Ho, Ho, my little fellow, thy talk is very bold;

Just like one of these little Turkish knights of whom I have been told

Pull out your sword and fight; Pull out your purse and pay;

For satisfaction I will have before I go away


Satisfaction, satisfaction, I'll give you no satisfaction;

My body's made of iron; my legs are made of steel.

My arms are made of solid brass; do you want to have a feel?

(King George feels Turkish Knight’s bicep)

They fight, and during this the OLD WOMAN enters sweeping with her besom broom. After a mock sword fight, KING GEORGE stabs (Or pulls a revolver and shoots) the Turkish Knight and he falls to the ground.

OLD WOMAN: (In drag and carrying a besom broom)

Oh, Oh. King George, what hast thou done? (Hitting King George with her broom)

Thou hast killed my only son. Is there a doctor can be found?

To cure this bleeding man, I mean, this man bleeding on the ground?

Is there a doctor to be found to cure him of his grievous wound? (Wound rhymed with ground)

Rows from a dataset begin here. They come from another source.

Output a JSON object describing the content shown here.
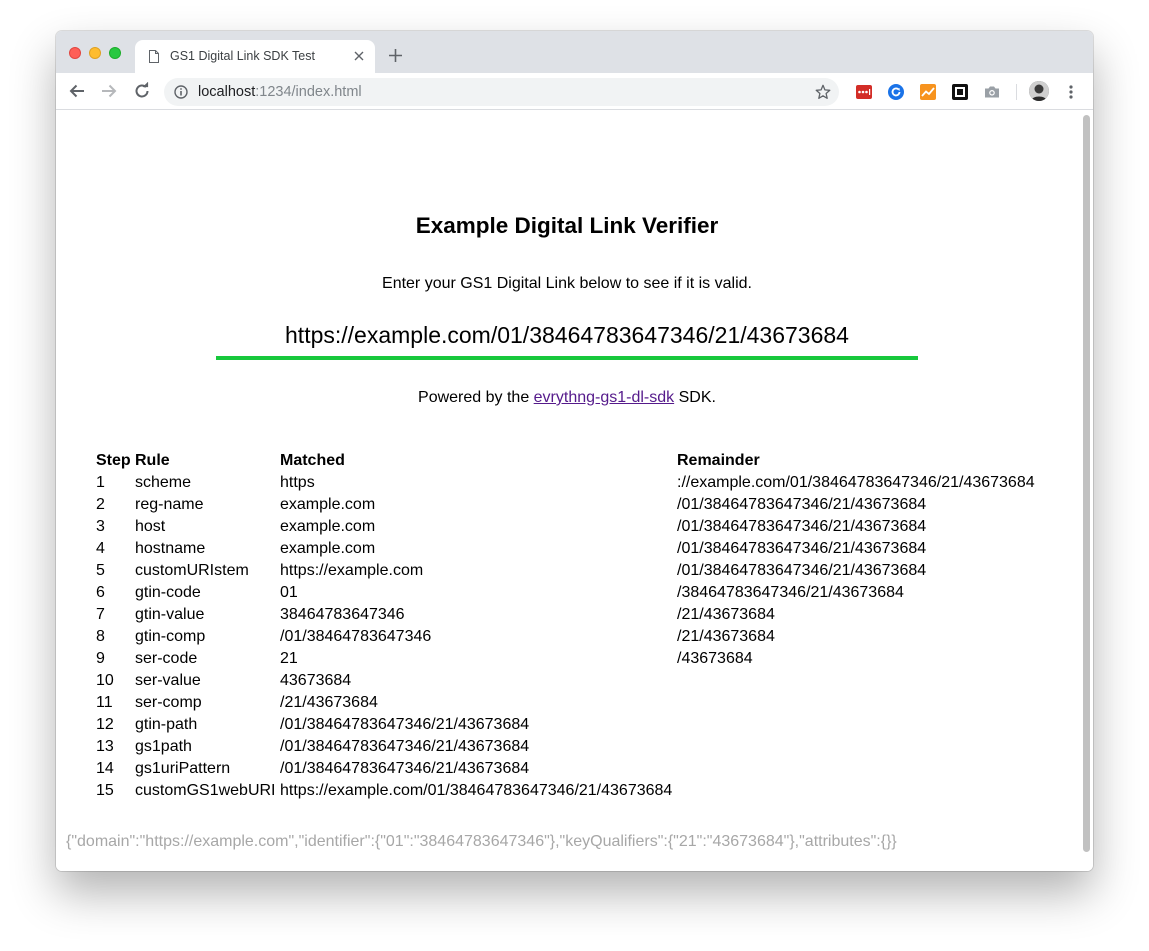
{
  "browser": {
    "tab_title": "GS1 Digital Link SDK Test",
    "url_host": "localhost",
    "url_path": ":1234/index.html"
  },
  "page": {
    "heading": "Example Digital Link Verifier",
    "intro": "Enter your GS1 Digital Link below to see if it is valid.",
    "input_value": "https://example.com/01/38464783647346/21/43673684",
    "powered_prefix": "Powered by the ",
    "powered_link": "evrythng-gs1-dl-sdk",
    "powered_suffix": " SDK.",
    "table": {
      "headers": [
        "Step",
        "Rule",
        "Matched",
        "Remainder"
      ],
      "rows": [
        [
          "1",
          "scheme",
          "https",
          "://example.com/01/38464783647346/21/43673684"
        ],
        [
          "2",
          "reg-name",
          "example.com",
          "/01/38464783647346/21/43673684"
        ],
        [
          "3",
          "host",
          "example.com",
          "/01/38464783647346/21/43673684"
        ],
        [
          "4",
          "hostname",
          "example.com",
          "/01/38464783647346/21/43673684"
        ],
        [
          "5",
          "customURIstem",
          "https://example.com",
          "/01/38464783647346/21/43673684"
        ],
        [
          "6",
          "gtin-code",
          "01",
          "/38464783647346/21/43673684"
        ],
        [
          "7",
          "gtin-value",
          "38464783647346",
          "/21/43673684"
        ],
        [
          "8",
          "gtin-comp",
          "/01/38464783647346",
          "/21/43673684"
        ],
        [
          "9",
          "ser-code",
          "21",
          "/43673684"
        ],
        [
          "10",
          "ser-value",
          "43673684",
          ""
        ],
        [
          "11",
          "ser-comp",
          "/21/43673684",
          ""
        ],
        [
          "12",
          "gtin-path",
          "/01/38464783647346/21/43673684",
          ""
        ],
        [
          "13",
          "gs1path",
          "/01/38464783647346/21/43673684",
          ""
        ],
        [
          "14",
          "gs1uriPattern",
          "/01/38464783647346/21/43673684",
          ""
        ],
        [
          "15",
          "customGS1webURI",
          "https://example.com/01/38464783647346/21/43673684",
          ""
        ]
      ]
    },
    "json_output": "{\"domain\":\"https://example.com\",\"identifier\":{\"01\":\"38464783647346\"},\"keyQualifiers\":{\"21\":\"43673684\"},\"attributes\":{}}"
  },
  "icons": [
    "document-icon",
    "close-icon",
    "plus-icon",
    "back-arrow-icon",
    "forward-arrow-icon",
    "reload-icon",
    "info-icon",
    "star-icon",
    "lastpass-icon",
    "sync-icon",
    "analytics-icon",
    "square-icon",
    "camera-icon",
    "avatar",
    "menu-icon"
  ],
  "colors": {
    "accent_underline": "#17c83c",
    "link": "#551a8b",
    "json_text": "#a7a7a7"
  }
}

Ten pounds for a Doctor!


Fifteen pounds to stay away!


Twenty pounds for a doctor and not a penny more.

ITALIAN DOCTOR: (Dressed like a Pox Doctor’s Clerk, enters with Dobbin (The venerable and respected Ravensbourne Hooden Horse) making farting noises with a concealed Whoopee Cushion.

In comes I, an Italian Doctor Just lately come from Spain.

And this is Dobbin, the Incredible Farting Horse!

(Dobbin makes more farting noises)

OLD WOMAN: (Looking him up and down)

You’re a doctor? How did you become a Doctor?


By my travels, madam.


Where have you travelled?


Italy, Germany, France and Spain

All around (Name local area) and back again.


So what can you cure?


I can cure the itch, the stitch, the bone, the stone the palsy, pox and gout.

The pains that lie within and the pains that lie without.

I can heal the sick and cure the lame. And best of all, ladies, (Archly)

I can make dead things to rise again.

(A cane or some other phallic prop is slowly raised to the upright – the cast should join in with swords, bell handle and broom handle raised to the upright then pushed down again)


Then try your skill, Doctor.


(After some messing around with various paraphernalia from the Doctors Bag and performing a bollockectomy with washing tongs and two walnuts in a stocking)

I have a little bottle in my waistcoat pocket.

It’s called the golden frosty drop (produces small bottle)

If I pour a drop on his nose, thus. (does so)

And a drop on the roof of his tongue, thus (does so)

And say to him, arise, go home and tell your country

What a European migrant worker has done for thee.

(TURKISH KNIGHT recovers and walks away)

JOHNNIE JACK: (should be the smallest man, and has sewn onto his jacket-back a piece of cardboard about 18” square, with 5 dolls - the biggest in the middle)

In comes I. Little Johnnie Jack,

With my wife and family on my back.

My family is large and I am small,

But a very little helps us all.


A jug of brown ale makes us merry and sing;

Money in our pockets is a very fine thing.

Now ladies and gentlemen, just at your ease.

You may give us Christmas Champions just what you please.

The performance finishes with a verse and chorus of 'We Wish You A Merry Christmas' followed by hearty cries of Merry Christmas! as the players exit. (Leaving Little Johnnie Jack to go around with the hat).